I think Bruce have made a very definite error of judgement here, but to the best of my knowledge, Mr McGeough is not going to contest the sacking. I wish Gerry McGeough and his family all the best and hope that he will be able to re-enter the teaching profession at some stage. After all, there is a long and proud tradition of republican teachers in this country.
Information wanted on Seán McCaughey
I am currently researching events concerning Irish republicans who were imprisoned in Portlaoise Prison during World War II, in particular the prisoners' Officer Commanding (OC), Seán McCaughey, who died on Hunger and Thirst Strike on 11 May 1946, protesting against the conditions in which he and his comrades were held.
I know that Seán was born in County Tyrone in 1916 but his family moved to Ardoyne, North Belfast, around 1922. Seán was also a fluent Irish speaker and taught the language to others in North Belfast and in the Glens of Antrim each summer. However, I would like any other photos or documents your readers could supply.
Seán was imprisoned by the Fianna Fáil government in 1941 for the arrest and questioning of IRA acting Chief of Staff, Stephen Hayes, along with another leading Belfast republican, Liam Rice. Both were sentenced by a military tribunal. I would be grateful for any additional information or newspaper clippings on the subject your readers can give me.
Thanks for your time. Anyone wishing to get in touch with me can do so at the address below.

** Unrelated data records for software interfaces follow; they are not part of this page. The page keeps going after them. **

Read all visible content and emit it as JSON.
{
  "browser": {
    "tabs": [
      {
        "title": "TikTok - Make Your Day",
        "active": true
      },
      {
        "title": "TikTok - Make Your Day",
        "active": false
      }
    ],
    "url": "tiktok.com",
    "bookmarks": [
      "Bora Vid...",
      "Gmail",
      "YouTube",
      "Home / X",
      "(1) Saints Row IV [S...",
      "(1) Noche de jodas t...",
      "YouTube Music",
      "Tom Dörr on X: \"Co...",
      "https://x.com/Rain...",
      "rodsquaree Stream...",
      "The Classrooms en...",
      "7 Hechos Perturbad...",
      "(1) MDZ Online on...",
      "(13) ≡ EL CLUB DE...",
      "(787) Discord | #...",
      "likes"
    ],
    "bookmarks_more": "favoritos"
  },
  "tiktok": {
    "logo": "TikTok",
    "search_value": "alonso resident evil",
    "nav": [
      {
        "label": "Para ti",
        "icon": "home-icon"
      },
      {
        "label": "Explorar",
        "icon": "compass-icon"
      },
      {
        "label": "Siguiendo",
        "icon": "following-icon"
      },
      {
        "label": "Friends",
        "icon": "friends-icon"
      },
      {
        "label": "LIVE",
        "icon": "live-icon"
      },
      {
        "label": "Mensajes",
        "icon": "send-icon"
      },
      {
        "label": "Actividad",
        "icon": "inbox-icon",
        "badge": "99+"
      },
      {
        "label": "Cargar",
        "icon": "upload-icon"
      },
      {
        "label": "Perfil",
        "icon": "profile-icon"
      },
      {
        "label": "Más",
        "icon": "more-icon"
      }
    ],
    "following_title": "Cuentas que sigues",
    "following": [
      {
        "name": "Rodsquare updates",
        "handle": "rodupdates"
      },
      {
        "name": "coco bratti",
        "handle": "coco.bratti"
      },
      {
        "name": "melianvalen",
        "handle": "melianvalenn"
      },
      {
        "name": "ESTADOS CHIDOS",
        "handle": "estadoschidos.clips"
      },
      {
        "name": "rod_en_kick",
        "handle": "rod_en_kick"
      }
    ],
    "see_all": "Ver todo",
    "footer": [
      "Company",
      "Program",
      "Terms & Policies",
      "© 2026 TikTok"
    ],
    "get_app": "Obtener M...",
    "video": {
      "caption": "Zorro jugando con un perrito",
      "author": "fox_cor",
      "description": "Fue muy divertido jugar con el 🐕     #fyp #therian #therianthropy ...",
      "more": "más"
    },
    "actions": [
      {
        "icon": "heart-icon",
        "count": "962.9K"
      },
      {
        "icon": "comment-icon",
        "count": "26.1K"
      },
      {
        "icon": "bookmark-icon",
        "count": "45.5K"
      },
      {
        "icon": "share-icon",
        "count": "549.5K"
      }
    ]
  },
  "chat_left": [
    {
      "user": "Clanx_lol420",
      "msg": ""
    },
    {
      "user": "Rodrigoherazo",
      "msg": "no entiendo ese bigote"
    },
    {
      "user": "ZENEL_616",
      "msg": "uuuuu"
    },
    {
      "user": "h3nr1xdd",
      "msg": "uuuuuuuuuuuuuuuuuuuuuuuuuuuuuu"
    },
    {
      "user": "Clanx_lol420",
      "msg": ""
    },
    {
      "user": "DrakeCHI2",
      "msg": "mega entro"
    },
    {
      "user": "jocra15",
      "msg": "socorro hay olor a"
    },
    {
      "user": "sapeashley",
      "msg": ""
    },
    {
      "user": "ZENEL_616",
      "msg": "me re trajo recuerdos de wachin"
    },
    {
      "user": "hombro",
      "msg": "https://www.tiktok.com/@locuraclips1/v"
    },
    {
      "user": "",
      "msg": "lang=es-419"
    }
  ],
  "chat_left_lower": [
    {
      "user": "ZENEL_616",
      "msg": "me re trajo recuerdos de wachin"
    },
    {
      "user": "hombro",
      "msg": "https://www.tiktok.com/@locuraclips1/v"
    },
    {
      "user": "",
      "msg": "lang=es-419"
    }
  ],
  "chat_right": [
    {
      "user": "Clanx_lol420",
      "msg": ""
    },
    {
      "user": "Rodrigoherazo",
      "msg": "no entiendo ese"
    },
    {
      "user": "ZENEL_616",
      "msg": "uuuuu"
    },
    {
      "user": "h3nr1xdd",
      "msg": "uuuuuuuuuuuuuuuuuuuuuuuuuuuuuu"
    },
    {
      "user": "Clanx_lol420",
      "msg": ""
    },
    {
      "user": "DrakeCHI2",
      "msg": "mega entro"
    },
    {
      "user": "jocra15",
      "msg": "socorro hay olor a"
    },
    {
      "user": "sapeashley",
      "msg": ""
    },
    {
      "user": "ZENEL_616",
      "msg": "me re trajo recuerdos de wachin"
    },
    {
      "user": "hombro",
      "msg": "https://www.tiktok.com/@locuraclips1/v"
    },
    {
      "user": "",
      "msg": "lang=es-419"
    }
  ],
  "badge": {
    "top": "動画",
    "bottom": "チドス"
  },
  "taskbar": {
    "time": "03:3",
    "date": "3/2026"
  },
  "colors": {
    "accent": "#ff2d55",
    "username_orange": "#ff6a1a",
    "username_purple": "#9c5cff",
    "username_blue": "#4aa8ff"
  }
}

Máirtín Óg Meehan,
2-4 Brompton Park, Ardoyne,
Belfast, BT14 7LU
Phone: 028 90 713787.